The village had a reasonable cricket team, for which I played for many a year. I was first of all Secretary then Vice Captain and finally Captain. Most of the matches were just friendlies but we did occasionally play in Cup matches. The best we ever did was when we got to Semi-final of the Hospital Cup.

All the cups in the area went into the Ransome Cup and the teams knocked out in the first round then went on to play in the Hospital cup.
There you would get Collingham playing Newark, Balderton playing Ransome and Marles. We did get to the Semi-final; we played on Newark town ground and lost to North Muskham.

The problem was as you got to the middle of the cricket season you got to hay and harvest time and so maybe half the team worked on the land, so you would end up with only 8 or 9 players.

The team played at first on Hollingworth's field down on the "Green", then it moved to Mr Geesons field but once he sold out to Charlie Wooliams, we had to leave. We finished up in Frank Daybells field on Balderton Lane, unfortunately never very successful and eventually the team folded.

There was also a tennis court down Drove lane on the opposite side of the road just before you get to Bernard's place and I understand they had quite a decent team.

Today I play just play bowls and enjoy it. I would like to say thank you to Balderton Club for making me so welcome and persuading me to play after my last two operations. I really enjoyed last season.

Just to finish I would like to say a few words about the farmers of today. There are some bills from way back on the table if you would like to look later.

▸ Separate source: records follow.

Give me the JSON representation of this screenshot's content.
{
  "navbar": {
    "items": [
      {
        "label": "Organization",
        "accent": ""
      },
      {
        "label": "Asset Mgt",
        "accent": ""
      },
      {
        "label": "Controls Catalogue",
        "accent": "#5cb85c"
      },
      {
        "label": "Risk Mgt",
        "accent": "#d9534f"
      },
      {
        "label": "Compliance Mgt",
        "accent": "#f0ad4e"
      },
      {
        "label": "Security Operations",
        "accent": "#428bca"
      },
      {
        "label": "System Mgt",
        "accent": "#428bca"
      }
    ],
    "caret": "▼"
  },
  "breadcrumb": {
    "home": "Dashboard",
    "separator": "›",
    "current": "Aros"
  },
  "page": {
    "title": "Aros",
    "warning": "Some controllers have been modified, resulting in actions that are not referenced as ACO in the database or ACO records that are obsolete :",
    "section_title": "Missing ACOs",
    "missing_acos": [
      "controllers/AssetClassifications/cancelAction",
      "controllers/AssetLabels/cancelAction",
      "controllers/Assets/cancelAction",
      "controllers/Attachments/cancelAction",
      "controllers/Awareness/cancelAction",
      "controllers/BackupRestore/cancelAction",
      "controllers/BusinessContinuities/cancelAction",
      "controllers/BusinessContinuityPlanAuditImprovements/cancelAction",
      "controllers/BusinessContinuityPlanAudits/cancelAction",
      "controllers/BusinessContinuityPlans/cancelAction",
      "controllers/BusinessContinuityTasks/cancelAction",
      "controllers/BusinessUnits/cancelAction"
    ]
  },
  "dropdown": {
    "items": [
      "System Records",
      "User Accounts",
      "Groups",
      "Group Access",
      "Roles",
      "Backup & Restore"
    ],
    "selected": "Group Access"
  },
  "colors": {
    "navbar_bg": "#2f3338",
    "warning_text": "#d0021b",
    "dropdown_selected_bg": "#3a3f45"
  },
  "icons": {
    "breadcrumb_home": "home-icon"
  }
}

In 1971 Dad paid the Accountant £24

In1973 " " "" £30

In 2004 I " " "" £799 inc. V.A.T.


We have Coddington Charities land on Balderton Lane

In 1973 22acres £55

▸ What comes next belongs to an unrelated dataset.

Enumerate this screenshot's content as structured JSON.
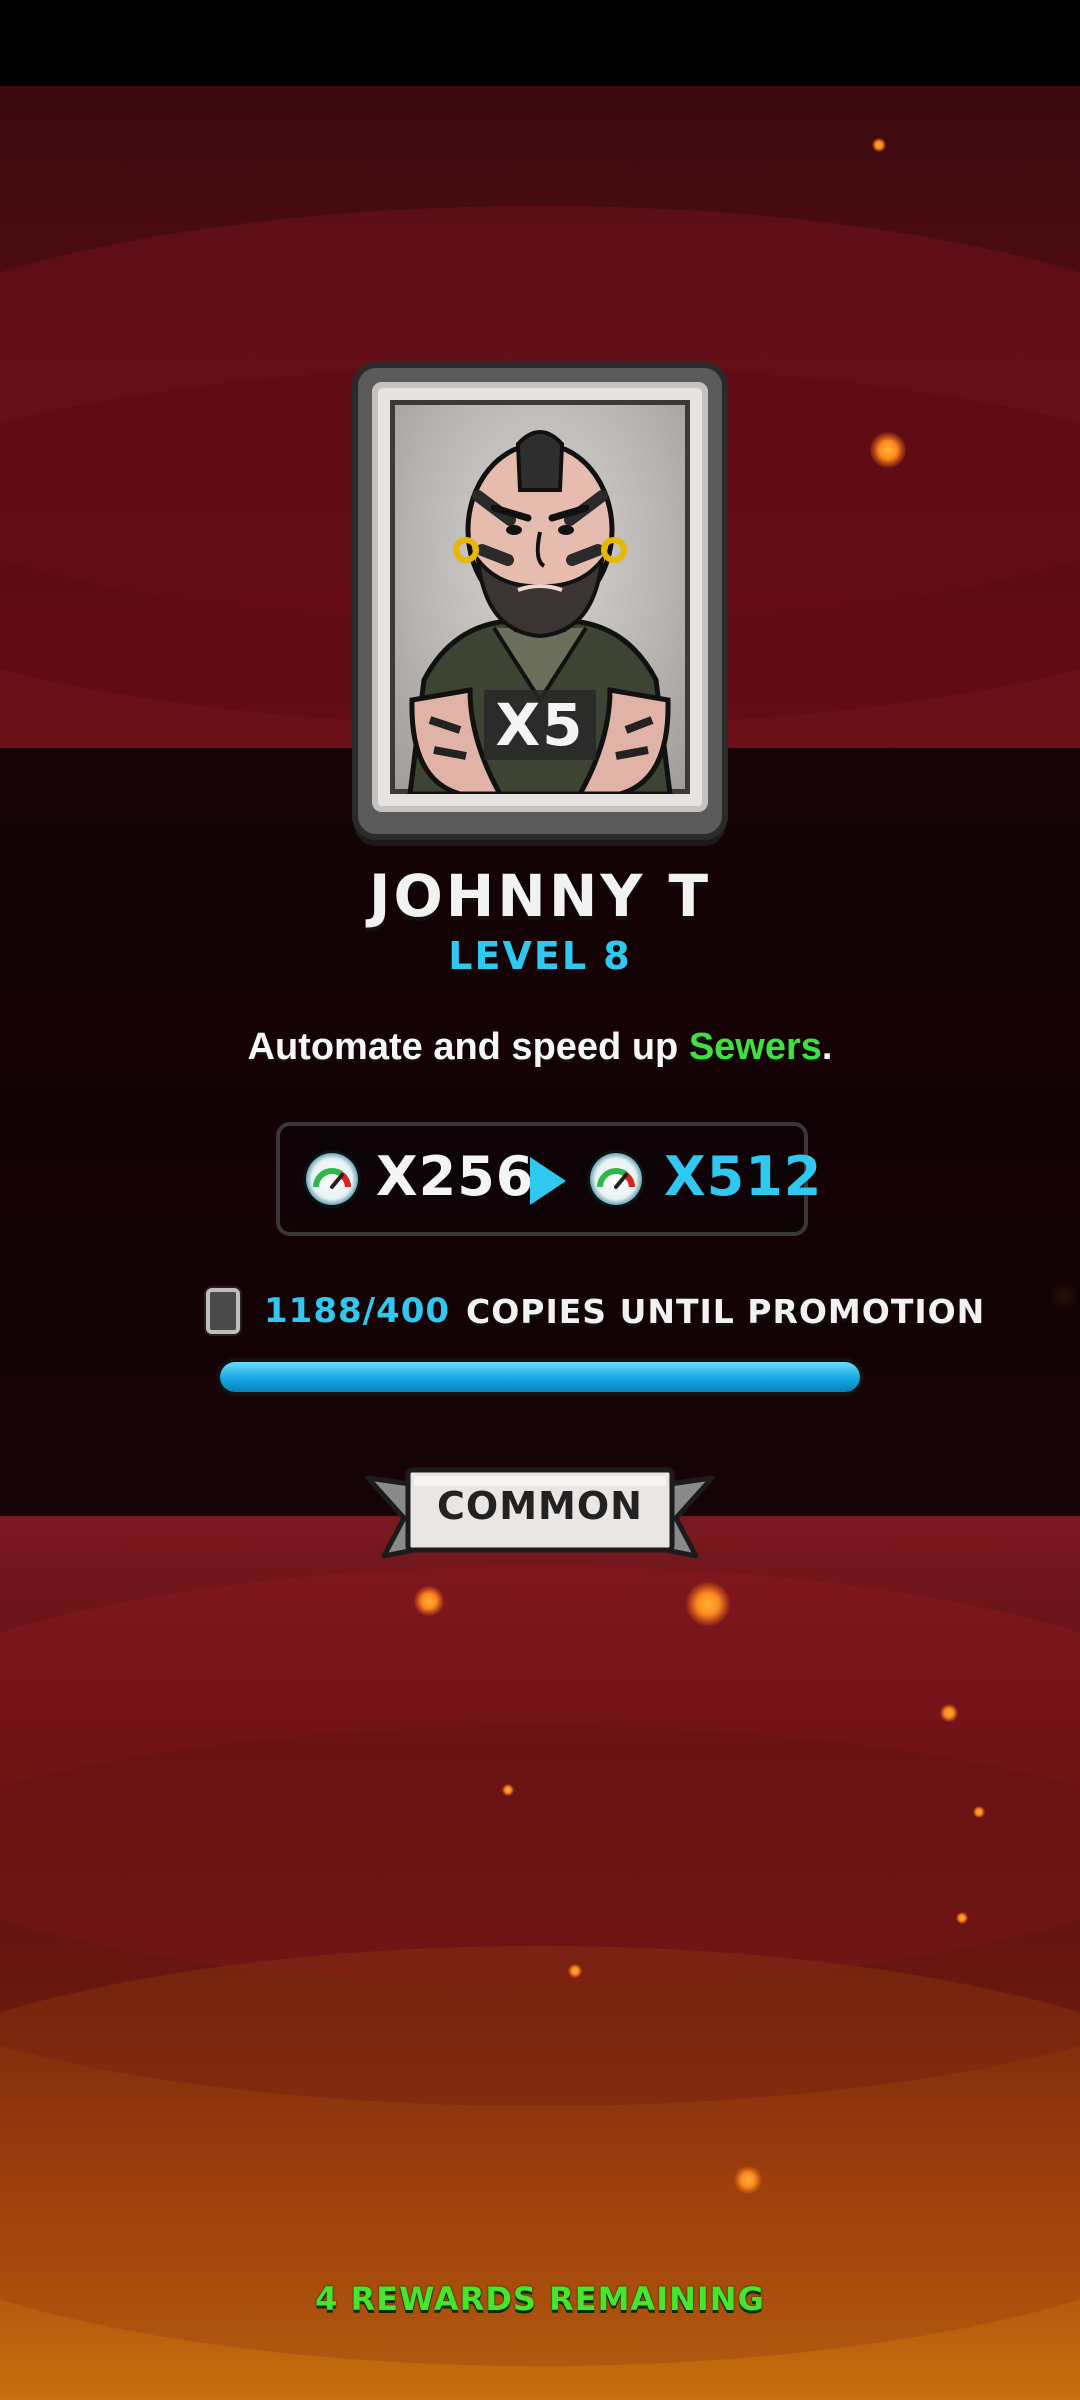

In 1974 " £60.50

In 2004 " £650

Now to take a look at farmers incomes

In 1973 we sold wheat at £55 a ton

In 1974 "" "" £60.50 a ton

In 2004 according to Farmers Wkly £65 per ton

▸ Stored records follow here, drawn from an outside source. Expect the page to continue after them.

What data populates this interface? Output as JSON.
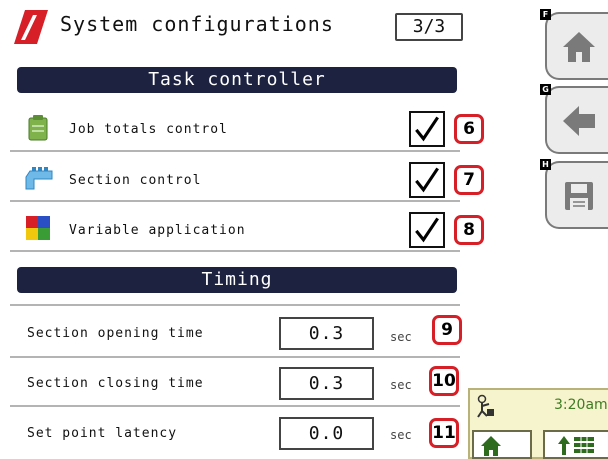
{
  "header": {
    "title": "System configurations",
    "page_indicator": "3/3"
  },
  "task_controller": {
    "heading": "Task controller",
    "items": [
      {
        "label": "Job totals control",
        "checked": true,
        "callout": "6",
        "icon": "job-totals-icon"
      },
      {
        "label": "Section control",
        "checked": true,
        "callout": "7",
        "icon": "section-control-icon"
      },
      {
        "label": "Variable application",
        "checked": true,
        "callout": "8",
        "icon": "variable-application-icon"
      }
    ]
  },
  "timing": {
    "heading": "Timing",
    "rows": [
      {
        "label": "Section opening time",
        "value": "0.3",
        "unit": "sec",
        "callout": "9"
      },
      {
        "label": "Section closing time",
        "value": "0.3",
        "unit": "sec",
        "callout": "10"
      },
      {
        "label": "Set point latency",
        "value": "0.0",
        "unit": "sec",
        "callout": "11"
      }
    ]
  },
  "side_buttons": [
    {
      "key": "F",
      "icon": "home-icon"
    },
    {
      "key": "G",
      "icon": "back-arrow-icon"
    },
    {
      "key": "H",
      "icon": "save-icon"
    }
  ],
  "status": {
    "time": "3:20am",
    "icon": "operator-icon",
    "nav_buttons": [
      "home-icon",
      "up-arrow-grid-icon"
    ]
  },
  "colors": {
    "section_bar": "#1c2240",
    "callout_border": "#d61f26",
    "status_panel": "#f6f4cc",
    "status_time": "#3f7c24",
    "logo_red": "#d61f26"
  }
}
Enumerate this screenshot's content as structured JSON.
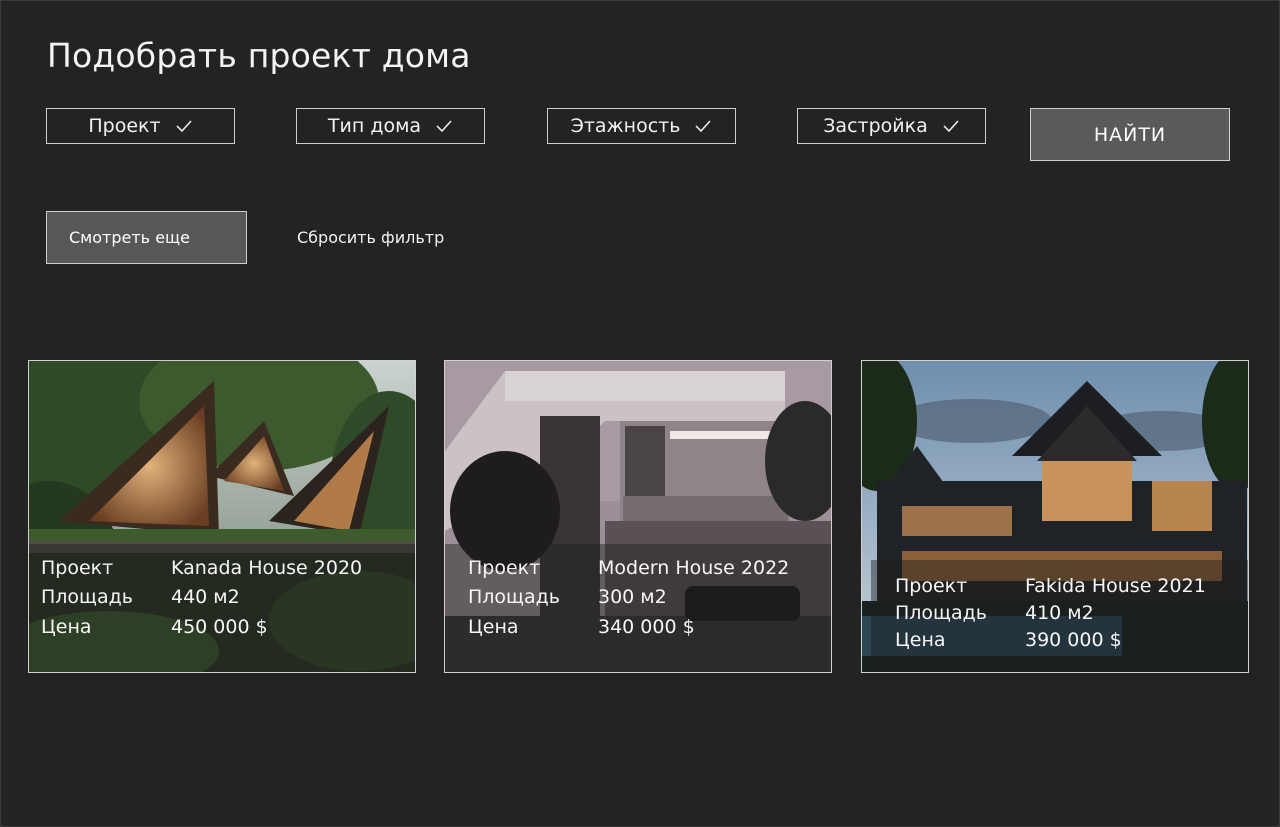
{
  "page": {
    "title": "Подобрать проект дома"
  },
  "filters": [
    {
      "label": "Проект"
    },
    {
      "label": "Тип дома"
    },
    {
      "label": "Этажность"
    },
    {
      "label": "Застройка"
    }
  ],
  "actions": {
    "find_label": "НАЙТИ",
    "more_label": "Смотреть еще",
    "reset_label": "Сбросить фильтр"
  },
  "cards": [
    {
      "project_label": "Проект",
      "project": "Kanada House 2020",
      "area_label": "Площадь",
      "area": "440 м2",
      "price_label": "Цена",
      "price": "450 000 $"
    },
    {
      "project_label": "Проект",
      "project": "Modern House 2022",
      "area_label": "Площадь",
      "area": "300 м2",
      "price_label": "Цена",
      "price": "340 000 $"
    },
    {
      "project_label": "Проект",
      "project": "Fakida House 2021",
      "area_label": "Площадь",
      "area": "410 м2",
      "price_label": "Цена",
      "price": "390 000 $"
    }
  ],
  "icons": {
    "filter_check": "checkmark-icon"
  },
  "colors": {
    "background": "#232323",
    "button_fill": "#5a5a5a",
    "border": "#cfcfcf",
    "text": "#ffffff"
  }
}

Is it any wonder that farmers are leaving the land by the scores.

I rest my case. Now I'm ready for a cup of tea. Any Questions whilst my tea is coming.

Question - How much could you plough with a horse in one day in comparison with a tractor.

Answer. 1 man with 1 horse, about an acre. Horses tire so you would only get 1/2 a day with a single plough. In the old days a farmer would employ 10 or 12 people as everything was done by hand and horses. Now 1 man can take the place of 12. Some farms have so many tractors that they leave the implement on the tractor until they want to use it again.

Question- Did it help when shorter stemmed corn was developed?

Answer. It depended entirely on what you wanted. If somebody had a lot of cattle and they wanted a lot of bedding, they wanted a lot of straw, if you didn't then the shorter straw was much easier to get rid of. They stopped the straw burning on the fields and that was when the choppers were introduced to go behind the combines and chop it into small pieces and it was easier to deal with when the plough went into the field afterwards.

Question - What breeds of horses were used

Answer. Shires Mostly and of course the white ones were percherons, but mainly Shires and Clydesdales.

Question - How many years did a horse work

Answer. It depended if you flogged it to death!!! In the sale catalogues they would put the horses ages but if they were over 10 they were called aged. I think a horse could go on to be 16 or 17 yrs

Question - What breed of cattle did you have

Answer We had Lincoln Reds. The milk people of course had Freisians. Hollingworth's had a prize herd. The Daybury herd were also Freisians. Today there few breeds of native cattle they are all imports such as Charolais

Question - When did they build the houses in the Woods

Answer The houses were built for the Forestry Commission workers

Question - Would it be better for the land if we went back to usind horses

Answer The problem today is that everything is getting heavier, and you are compressing the soil quickly on heavy land on lighter land it's not so bad. Our bottom field opposite Stapleford Lane is light enough to blow away and as it comes this way it's heavier.

Question - Why are farmers not ploughing these days? They just seem to run the harrows over the land.

Answer They are doing it to save time if they had to plough as we did they would never get it done